Homemade vegetable stock: SUCH a helpful ingredient to have around. I make this stuff in huge batches and keep it in my freezer for whenever I need it, which is as least once a week. I always cook couscous and quinoa in stock to boost their flavor, and it’s also fantastic for sauces, soups, and cooking veggies. Also, it’s practically free. Here’s why: in a freezer bag, I save up all of my otherwise-throw-away-able bits of carrot peel, onion skin, garlic skin, celery leaves, herb stems, whatever I’ve got around, and once the bag is full, I’m ready to make a gorgeous pot of stock out of things I would otherwise have tossed. So why not recycle by making your own stock? It tastes great, has no preservatives and no sodium, and it’s free. The ultimate homemaker’s trick!

INGREDIENTS

enough frozen vegetable bits to fill a pot – I use onion skins, garlic skins, carrot peels, and celery leaves
seasoning to taste – I try to stick with the Scarborough Fair rule of parsley, sage, rosemary, and thyme, but I was out of rosemary. Instead I used a bit of marjoram, just because I felt like it.
3 bay leaves
a palmful of peppercorns
Note: I go back and forth about salting my stocks. It’s a saltiness control thing. Stock absolutely needs salt, but then stock is also an ingredient in other dishes that get their own salt. Skipping the salt in your stock means you’ll have more control over the final dish’s saltiness. Does that make sense? Pun very much intended, salt is just a matter of taste. Add it, don’t add it, we’ll all survive.

DIRECTIONS

Put all the veggie leftovers and the flavorings in a Dutch oven or large pot. Cover with cold water.

Bring to a boil and then turn down to a simmer. Cover and cook 2-3 hours.

When the stock is done, turn off the heat and let it cool a little bit. Then use a mesh strainer to strain everything out.
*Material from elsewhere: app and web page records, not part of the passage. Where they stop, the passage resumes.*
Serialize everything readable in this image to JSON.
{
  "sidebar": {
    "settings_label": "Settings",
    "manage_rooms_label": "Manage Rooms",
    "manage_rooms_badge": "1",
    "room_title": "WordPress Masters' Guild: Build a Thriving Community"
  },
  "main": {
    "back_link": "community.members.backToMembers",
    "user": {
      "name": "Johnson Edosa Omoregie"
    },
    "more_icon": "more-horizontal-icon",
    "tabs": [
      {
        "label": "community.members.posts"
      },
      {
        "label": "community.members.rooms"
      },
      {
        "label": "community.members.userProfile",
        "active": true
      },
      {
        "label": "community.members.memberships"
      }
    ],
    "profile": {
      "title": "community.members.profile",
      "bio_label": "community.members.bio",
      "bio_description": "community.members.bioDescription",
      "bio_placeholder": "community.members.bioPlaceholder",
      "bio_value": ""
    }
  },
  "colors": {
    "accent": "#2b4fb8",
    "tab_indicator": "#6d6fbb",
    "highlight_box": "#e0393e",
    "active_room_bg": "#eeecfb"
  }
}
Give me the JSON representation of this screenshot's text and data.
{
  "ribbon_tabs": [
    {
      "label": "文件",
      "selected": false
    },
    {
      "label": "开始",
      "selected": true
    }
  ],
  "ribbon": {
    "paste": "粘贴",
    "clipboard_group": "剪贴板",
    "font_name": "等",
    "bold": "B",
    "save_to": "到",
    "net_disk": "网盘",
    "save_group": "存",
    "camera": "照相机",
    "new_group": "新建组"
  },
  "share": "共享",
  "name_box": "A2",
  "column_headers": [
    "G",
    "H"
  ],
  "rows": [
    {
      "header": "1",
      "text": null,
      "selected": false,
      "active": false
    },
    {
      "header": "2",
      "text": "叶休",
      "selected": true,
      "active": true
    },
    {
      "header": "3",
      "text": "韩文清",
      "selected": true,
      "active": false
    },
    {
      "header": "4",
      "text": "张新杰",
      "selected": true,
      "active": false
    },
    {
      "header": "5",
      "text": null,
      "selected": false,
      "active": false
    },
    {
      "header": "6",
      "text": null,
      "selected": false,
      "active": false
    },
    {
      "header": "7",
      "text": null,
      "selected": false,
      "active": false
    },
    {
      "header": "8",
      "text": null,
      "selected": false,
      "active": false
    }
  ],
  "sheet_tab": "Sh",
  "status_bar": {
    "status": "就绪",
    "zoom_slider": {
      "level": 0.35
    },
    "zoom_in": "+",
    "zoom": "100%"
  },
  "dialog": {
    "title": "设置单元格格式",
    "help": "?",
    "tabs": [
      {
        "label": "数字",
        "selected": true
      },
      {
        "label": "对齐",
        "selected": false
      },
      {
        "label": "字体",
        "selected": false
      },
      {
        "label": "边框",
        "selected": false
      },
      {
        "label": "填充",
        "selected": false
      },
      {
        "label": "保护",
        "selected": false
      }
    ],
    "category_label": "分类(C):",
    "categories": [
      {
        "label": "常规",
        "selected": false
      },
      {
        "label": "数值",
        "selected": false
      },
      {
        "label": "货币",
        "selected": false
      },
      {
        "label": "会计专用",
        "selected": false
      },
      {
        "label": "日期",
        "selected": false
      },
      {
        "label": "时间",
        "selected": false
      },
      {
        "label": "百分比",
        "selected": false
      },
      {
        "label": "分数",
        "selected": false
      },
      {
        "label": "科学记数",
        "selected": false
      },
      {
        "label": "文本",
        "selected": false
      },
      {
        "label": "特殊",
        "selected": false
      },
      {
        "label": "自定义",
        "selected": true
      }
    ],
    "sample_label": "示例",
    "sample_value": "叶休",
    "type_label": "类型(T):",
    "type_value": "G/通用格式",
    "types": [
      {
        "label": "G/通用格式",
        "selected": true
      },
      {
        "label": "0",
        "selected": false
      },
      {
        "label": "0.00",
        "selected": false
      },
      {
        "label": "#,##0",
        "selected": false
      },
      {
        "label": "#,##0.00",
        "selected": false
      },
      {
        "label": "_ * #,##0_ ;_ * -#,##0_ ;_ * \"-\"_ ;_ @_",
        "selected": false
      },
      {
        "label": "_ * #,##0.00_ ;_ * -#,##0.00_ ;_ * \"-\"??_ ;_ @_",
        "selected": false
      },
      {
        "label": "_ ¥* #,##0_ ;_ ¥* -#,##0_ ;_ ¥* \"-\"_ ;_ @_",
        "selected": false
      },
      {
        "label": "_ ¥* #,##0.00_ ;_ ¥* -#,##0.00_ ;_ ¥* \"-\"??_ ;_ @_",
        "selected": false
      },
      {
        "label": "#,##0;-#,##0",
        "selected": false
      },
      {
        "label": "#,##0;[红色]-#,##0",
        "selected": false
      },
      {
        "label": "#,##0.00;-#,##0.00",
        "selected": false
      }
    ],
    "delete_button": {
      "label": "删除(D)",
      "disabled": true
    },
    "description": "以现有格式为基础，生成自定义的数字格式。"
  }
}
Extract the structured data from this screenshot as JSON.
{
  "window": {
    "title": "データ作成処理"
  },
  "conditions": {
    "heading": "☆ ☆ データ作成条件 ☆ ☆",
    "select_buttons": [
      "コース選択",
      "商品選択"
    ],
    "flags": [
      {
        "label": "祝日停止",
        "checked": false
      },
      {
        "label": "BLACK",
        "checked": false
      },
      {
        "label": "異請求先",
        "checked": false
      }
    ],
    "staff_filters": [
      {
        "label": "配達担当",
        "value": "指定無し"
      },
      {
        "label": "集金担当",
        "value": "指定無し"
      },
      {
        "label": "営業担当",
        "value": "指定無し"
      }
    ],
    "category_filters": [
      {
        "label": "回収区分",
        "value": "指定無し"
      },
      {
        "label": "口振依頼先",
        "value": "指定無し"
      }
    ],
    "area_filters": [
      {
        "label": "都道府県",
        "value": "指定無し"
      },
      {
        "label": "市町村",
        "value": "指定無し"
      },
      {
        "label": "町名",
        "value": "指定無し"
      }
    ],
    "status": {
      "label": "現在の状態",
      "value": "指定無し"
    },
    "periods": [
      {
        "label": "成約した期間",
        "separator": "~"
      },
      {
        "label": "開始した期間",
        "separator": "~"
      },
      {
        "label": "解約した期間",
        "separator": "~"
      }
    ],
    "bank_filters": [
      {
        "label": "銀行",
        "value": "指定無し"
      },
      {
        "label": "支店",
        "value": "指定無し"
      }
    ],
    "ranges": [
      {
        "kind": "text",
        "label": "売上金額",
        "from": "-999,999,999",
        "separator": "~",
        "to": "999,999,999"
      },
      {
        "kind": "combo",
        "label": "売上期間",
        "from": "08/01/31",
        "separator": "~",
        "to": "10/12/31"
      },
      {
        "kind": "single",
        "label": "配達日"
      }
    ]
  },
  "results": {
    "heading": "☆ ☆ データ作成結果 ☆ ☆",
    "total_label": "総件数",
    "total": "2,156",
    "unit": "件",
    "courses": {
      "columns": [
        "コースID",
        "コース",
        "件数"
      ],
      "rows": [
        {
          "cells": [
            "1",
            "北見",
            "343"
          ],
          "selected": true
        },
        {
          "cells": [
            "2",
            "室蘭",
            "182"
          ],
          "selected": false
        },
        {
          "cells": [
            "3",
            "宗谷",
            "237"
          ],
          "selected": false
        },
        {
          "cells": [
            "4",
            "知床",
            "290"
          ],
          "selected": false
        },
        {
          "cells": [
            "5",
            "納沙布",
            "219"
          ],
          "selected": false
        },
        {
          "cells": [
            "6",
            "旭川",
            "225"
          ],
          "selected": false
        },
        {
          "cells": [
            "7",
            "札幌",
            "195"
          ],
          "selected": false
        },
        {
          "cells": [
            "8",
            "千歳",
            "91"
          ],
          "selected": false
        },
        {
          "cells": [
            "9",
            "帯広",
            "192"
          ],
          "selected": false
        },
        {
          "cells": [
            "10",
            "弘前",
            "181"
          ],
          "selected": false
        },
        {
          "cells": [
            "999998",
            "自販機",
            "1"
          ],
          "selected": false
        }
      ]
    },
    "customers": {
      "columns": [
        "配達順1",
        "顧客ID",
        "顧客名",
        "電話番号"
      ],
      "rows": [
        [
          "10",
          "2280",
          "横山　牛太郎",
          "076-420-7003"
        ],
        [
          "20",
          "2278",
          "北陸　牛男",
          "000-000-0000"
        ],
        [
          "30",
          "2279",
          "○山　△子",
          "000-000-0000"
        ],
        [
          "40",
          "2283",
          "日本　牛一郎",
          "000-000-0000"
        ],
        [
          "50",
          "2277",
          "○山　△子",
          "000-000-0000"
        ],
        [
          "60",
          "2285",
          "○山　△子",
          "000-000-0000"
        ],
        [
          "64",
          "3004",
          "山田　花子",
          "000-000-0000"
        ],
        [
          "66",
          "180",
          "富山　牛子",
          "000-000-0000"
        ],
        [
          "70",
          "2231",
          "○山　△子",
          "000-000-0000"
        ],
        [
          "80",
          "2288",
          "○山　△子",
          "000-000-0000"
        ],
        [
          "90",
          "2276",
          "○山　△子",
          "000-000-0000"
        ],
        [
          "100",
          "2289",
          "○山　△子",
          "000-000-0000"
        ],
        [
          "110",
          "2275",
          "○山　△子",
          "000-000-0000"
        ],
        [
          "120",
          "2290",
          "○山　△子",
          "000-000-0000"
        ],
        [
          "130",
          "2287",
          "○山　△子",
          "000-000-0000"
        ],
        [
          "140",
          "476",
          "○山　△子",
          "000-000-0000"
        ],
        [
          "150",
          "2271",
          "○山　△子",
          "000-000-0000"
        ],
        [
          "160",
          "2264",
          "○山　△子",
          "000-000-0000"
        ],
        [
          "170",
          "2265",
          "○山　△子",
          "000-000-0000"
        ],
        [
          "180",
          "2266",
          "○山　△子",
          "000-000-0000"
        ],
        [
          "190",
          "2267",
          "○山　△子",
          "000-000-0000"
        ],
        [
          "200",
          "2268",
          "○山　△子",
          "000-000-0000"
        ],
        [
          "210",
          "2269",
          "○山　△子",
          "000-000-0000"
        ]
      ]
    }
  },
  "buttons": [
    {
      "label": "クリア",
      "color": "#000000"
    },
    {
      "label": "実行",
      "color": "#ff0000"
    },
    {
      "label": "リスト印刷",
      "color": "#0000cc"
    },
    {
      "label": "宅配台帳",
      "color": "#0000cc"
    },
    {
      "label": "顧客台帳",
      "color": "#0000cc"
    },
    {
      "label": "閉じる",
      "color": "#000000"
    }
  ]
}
You’re left with a giant bowl of super flavorful, glistening amber vegetable stock—lucky you. I reserve a few cups of it to keep in the fridge for use in the next week, and then I pour the rest of the stock into ice cube trays to freeze. I pop the stock cubes out of the trays and keep them in a bag, so I can use exactly the right frozen portion whenever I need them in the next few months. Unendingly convenient, this is definitely one of my favorite recipes!